From the hollers of West Virginia, to the rugged coastal islands of Maine, to the rolling hills of a Texas ranch and far-flung Native Alaskan villages, connecting our most remote rural communities to broadband infrastructure is essential to their full participation in a connected, digital world. Nearly all aspects of our modern lives depend on this critical resource — from jobs and our economy, to health care, education and our sense of community.
USTelecom—The Broadband Association and NTCA—The Rural Broadband Association have commissioned and released important new research examining the sobering fiscal realities of deploying and sustaining strong, reliable broadband networks in rural America.
Like electricity, broadband is essential to every American. Yet U.S. broadband infrastructure has been financed largely by the private sector without assurance that such costs can be recovered through increased consumer rates. Indeed, internet service providers have invested more than $1.6 trillion over the last two decades building out our nation’s world-leading digital infrastructure. As a result, deployment to rural households is up 117 percent over the past 10 years alone.
This private-led investment model often works well for projects in reasonably populous areas. But significant barriers arise as economies of scale dissipate.
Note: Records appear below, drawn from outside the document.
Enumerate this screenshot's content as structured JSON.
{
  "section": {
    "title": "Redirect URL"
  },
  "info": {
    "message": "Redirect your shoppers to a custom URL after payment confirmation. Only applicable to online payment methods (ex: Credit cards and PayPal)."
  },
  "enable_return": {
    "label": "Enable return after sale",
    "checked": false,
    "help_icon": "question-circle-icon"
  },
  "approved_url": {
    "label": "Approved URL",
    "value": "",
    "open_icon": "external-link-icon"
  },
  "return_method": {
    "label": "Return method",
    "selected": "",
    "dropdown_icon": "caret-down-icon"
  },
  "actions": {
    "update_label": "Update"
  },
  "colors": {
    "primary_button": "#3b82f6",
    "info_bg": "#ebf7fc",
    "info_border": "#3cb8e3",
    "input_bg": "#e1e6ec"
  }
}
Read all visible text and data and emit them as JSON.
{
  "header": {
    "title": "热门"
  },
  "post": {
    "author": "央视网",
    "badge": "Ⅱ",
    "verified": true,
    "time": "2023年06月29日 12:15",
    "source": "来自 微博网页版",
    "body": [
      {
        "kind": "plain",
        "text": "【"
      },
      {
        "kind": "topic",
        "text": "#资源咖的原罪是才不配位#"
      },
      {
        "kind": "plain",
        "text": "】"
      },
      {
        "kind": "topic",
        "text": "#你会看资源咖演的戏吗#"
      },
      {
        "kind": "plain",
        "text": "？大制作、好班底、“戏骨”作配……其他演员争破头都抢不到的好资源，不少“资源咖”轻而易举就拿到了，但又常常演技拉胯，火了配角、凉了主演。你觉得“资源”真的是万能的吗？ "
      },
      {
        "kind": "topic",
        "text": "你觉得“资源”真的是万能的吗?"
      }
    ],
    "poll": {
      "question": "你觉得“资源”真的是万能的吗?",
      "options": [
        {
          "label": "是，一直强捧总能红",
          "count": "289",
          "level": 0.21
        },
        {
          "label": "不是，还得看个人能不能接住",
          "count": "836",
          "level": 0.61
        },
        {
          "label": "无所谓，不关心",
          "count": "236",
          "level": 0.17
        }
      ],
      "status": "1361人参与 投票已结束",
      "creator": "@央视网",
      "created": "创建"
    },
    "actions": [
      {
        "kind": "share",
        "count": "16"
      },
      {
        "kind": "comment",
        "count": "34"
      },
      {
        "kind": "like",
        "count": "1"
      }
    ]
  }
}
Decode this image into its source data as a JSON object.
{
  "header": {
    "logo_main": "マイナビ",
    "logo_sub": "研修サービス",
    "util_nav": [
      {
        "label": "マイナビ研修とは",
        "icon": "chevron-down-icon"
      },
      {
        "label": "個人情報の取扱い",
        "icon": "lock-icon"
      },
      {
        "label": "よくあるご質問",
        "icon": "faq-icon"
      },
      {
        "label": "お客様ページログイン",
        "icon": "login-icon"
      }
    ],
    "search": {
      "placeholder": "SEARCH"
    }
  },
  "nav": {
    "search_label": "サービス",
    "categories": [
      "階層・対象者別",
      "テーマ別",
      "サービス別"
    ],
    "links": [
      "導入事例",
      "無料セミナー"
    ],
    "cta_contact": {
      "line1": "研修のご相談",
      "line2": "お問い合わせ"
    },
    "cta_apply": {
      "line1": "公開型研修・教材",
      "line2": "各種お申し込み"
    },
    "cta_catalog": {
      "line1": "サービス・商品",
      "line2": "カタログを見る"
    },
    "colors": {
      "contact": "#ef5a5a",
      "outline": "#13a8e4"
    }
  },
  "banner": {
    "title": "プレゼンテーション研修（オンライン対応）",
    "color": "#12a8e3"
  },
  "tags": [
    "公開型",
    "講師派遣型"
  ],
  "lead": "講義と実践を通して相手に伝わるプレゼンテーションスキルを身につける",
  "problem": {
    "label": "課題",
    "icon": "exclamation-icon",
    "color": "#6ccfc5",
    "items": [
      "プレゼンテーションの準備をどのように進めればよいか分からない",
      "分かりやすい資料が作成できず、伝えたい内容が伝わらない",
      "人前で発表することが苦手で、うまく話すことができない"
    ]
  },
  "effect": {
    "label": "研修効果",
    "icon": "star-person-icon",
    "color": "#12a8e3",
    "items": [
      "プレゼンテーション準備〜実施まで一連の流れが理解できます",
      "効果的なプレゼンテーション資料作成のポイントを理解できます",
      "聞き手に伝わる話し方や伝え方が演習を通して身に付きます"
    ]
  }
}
For example, capital investment in rural areas for laying fiber optic cable is on average approximately 4.2 times higher than in suburban areas.
Simply put, when you combine the substantial costs of laying fiber across a vast geographic area with a dwindling number of customers, the private sector can’t go it alone.
As the report details, these immutable economic realities leave three choices when it comes to deploying and operating infrastructure in rural America: (1) Cost-prohibitive prices; (2) leaving three million rural American households unconnected; or (3) solutions that unite the public and private sectors to finish the job of building a truly connected nation. Without question, the last choice is the only acceptable path forward just as it was in wiring rural America with electricity and building our nation’s highways.
Broadband providers need a committed partner to finish the job of connecting unserved communities. That partner should be all of us as Americans — in the form of our government.
Numerous federal programs exist and can be enhanced to accelerate rural connectivity, chief among them the Connect America Fund, which recently began its most recent round of auctions to advance cost-effective rural connectivity. State and local efforts also are underway that complement federal efforts and could be replicated to further fuel meaningful progress. In New York, officials just completed a $500 million broadband auction to deploy high-speed service to 99 percent of its residential structures. The report also references important work underway in Pennsylvania, Ohio, Wisconsin, Georgia and Missouri.
Equally essential, the analysis warns of the risks involved with misguided approaches by any competitor or stakeholder, be they communications companies, electric utilities, or government, such as relying upon internal cross-subsidies, or worse still, failing to provide any subsidies or support at all where needed in rural areas.
Achieving a truly connected nation should be a unifying and nonpartisan national objective — one deserving of a sense of urgency so no community is left behind. Government funding, partnered with continued investment from experienced broadband providers, will help rural healthcare providers enhance patient care, empower schoolchildren with world-class educational opportunities and enable local businesses to create jobs and thrive.
With adequate and constructive government support, alongside the continued commitment and innovation of our nation’s broadband companies, the dream of a truly connected nation is within reach. It’s time to make it a reality for all Americans.
Jonathan Spalter is president and CEO of USTelecom, and and Shirley Bloomfield is CEO of NTCA.
NOTE: This op-ed originally appered in Morning Consult on June 11, 2018. View the op-ed here.